As Promised: Genetic Mapping
Fig. 1. T. H. Morgan's lasting scientific influence is evidenced by the large number of geneticists who name their cats after him.
RPM pointed out in comments to my post on "decoding" that another frequently misused term is 'mapping'. It doesn't bug me quite as much, because physical mapping can at least be a step in the genome sequencing process. However, like 'decoding', there's some fascinating science and history behind genetic maps that gets ignored in the confusion. So, in the naive belief that at least three of my readers aren't already biologists, here's What A Genetic Map Is And Why It Is Neither A Genetic Code Nor A Genome Sequence.
Genetic mapping was discovered way back when the science of genetics was very new.
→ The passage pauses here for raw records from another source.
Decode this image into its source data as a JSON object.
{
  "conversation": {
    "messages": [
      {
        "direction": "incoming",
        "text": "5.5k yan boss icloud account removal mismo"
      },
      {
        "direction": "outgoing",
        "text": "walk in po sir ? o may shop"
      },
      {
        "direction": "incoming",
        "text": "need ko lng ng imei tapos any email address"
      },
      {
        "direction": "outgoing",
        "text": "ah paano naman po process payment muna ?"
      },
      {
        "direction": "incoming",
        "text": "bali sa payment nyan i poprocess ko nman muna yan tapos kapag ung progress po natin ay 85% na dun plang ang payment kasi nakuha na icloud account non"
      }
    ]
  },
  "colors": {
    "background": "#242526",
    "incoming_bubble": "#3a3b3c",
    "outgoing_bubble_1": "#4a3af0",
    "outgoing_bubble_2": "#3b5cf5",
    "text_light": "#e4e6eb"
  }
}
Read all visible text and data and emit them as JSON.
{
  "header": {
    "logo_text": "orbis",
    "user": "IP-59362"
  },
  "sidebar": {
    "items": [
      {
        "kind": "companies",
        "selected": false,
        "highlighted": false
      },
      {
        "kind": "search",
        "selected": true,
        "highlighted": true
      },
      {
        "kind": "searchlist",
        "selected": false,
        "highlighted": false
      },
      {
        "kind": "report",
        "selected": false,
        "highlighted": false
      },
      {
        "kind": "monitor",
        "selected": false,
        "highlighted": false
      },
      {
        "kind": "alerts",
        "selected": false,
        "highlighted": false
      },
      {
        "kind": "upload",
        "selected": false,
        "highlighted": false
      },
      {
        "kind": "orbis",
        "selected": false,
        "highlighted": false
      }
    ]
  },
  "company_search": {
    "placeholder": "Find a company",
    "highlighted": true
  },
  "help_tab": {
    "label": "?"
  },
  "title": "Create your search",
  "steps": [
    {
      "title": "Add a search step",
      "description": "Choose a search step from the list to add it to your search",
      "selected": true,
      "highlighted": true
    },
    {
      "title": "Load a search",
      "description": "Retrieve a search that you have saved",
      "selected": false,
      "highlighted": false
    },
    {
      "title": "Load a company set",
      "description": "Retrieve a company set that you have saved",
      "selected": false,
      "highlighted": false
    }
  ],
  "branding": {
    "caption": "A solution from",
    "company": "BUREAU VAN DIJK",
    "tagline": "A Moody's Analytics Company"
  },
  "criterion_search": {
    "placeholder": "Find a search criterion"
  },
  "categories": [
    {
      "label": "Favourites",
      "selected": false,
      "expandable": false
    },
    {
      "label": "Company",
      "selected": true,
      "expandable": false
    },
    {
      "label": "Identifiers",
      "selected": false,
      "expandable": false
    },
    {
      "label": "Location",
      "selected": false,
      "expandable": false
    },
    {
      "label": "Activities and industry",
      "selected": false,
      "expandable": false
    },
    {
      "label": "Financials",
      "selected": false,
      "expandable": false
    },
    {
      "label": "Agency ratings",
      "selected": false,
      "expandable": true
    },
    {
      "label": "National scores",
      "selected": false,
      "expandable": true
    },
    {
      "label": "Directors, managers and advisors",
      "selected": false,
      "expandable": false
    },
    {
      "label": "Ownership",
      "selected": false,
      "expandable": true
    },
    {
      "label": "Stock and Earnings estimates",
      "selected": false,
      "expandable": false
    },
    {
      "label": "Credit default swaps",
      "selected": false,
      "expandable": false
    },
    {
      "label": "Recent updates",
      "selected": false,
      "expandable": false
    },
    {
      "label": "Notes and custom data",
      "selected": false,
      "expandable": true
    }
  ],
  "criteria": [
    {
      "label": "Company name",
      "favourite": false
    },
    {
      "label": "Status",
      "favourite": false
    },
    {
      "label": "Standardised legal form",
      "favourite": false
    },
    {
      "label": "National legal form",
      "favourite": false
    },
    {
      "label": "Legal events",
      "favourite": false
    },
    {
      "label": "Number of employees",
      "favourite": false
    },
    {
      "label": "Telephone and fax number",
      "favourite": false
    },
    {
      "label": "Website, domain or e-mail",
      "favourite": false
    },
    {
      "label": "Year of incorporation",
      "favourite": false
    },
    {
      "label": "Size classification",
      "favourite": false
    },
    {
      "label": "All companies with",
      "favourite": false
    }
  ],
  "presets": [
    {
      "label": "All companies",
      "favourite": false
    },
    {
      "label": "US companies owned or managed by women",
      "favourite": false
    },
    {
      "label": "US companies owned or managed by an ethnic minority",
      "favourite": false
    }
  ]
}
Watson and Crick determined the structure of DNA in 1953, and Hershey and Chase proved that DNA was the stuff of heredity only a year or so before that, but the first genetic map dates from 1911. A 19-year-old called Alfred Sturtevant drew it in a single evening, "to the neglect," he said, "of my undergraduate homework."
As is always a good idea, Sturtevant had made a wise choice of advisor. Thomas Hunt Morgan ran the new Drosophila laboratory - the Fly Room - at Columbia University and was working on the phenomenon of linkage, which he rightly considered to be good evidence for the Chromosome Theory of Inheritance.
At this point a 'gene' was merely a hypothetical entity, a symbol, that corresponded to a difference between individuals. There was debate for decades afterwards about whether genes even existed in any physical sense. The chromosome theory bypassed that question, holding that whatever-the-heck they consisted of, genes were nevertheless in, on, associated with, or stuck to particular coloured blobs that were visible in cells under certain staining conditions - chromosomes, which roughly translates as coloured blobs. (I love how the bewilderment and uncertainty of a dawning science shows in the jargon.)
Linkage is perhaps best described as "what Mendel missed". Everybody's favourite kitchen gardening monk-mathematician had shown in 1865 that when genes passed from generation to generation, they did so independently of one another: for example, inheriting your father's dark hair makes it no more and no less likely that you will inherit his blood type. This became known as Mendel's Second Law, or the Law of Independent Assortment, but exceptions were found almost as soon as anyone started looking for them. Sometimes, it seemed, a pair of characteristics tended to be inherited together.
For example, if you crossed a sweet pea with long pollen and purple flowers to another sweet pea with round pollen and pink flowers, the seedlings rarely had long pollen and pink flowers (or round pollen and purple flowers). They usually resembled one parent in both characteristics.
Morgan reckoned that if the genes were on the chromosomes - and there were certainly more genes than chromosomes - then these exceptions to Mendel's Second Law could be caused by pairs of genes close together on the same chromosome: that is, genes that were linked. So scientists in the Fly Room were busy finding as many examples as they could of differences between flies that could be conveniently used in crossing experiments: white versus red eyes, rudimentary versus normal wings, and so on - and looking for pairs of linked genes. Sometimes genes were tightly linked, meaning that almost no offspring were ever found with a combination of both parents' characteristics, but sometimes there was a sizeable minority of these "recombinants".
Sturtevant took the idea one stage further. If the loosely linked genes were far apart, and the tightly linked ones were close together, it should be possible to sketch out the relative positions of a whole group of genes, and then use that sketch to predict what the offspring of new experimental crosses should look like and how many recombinants there should be of each type.
It worked. All the genes could be plotted on one straight line.
Over the following years, more genes were discovered and added to the map. It kept working, and it worked for other species too. For any particular species there always turned out to be as many groups of linked genes on the map as there were chromosomes in the cells.
Eventually, this forced the opponents of the chromosome theory to shut up.
And they all lived happily ever after.
And the moral of the story is Never Do Your Homework.
Phoebe Sturtevant and Lilian Morgan also worked hard in the Fly Room, but got little credit for their contributions. When TH Morgan first visited Lilian after she gave birth to their eldest child, she asked after his new white-eyed mutant fly before he had a chance to ask after the baby. I've heard this story quoted as an example of what a dedicated and obsessive scientist he was, weirdly enough.
However, Phoebe is quoted as saying that Drosophila geneticists make good husbands, so I was very happy when my best friend married one.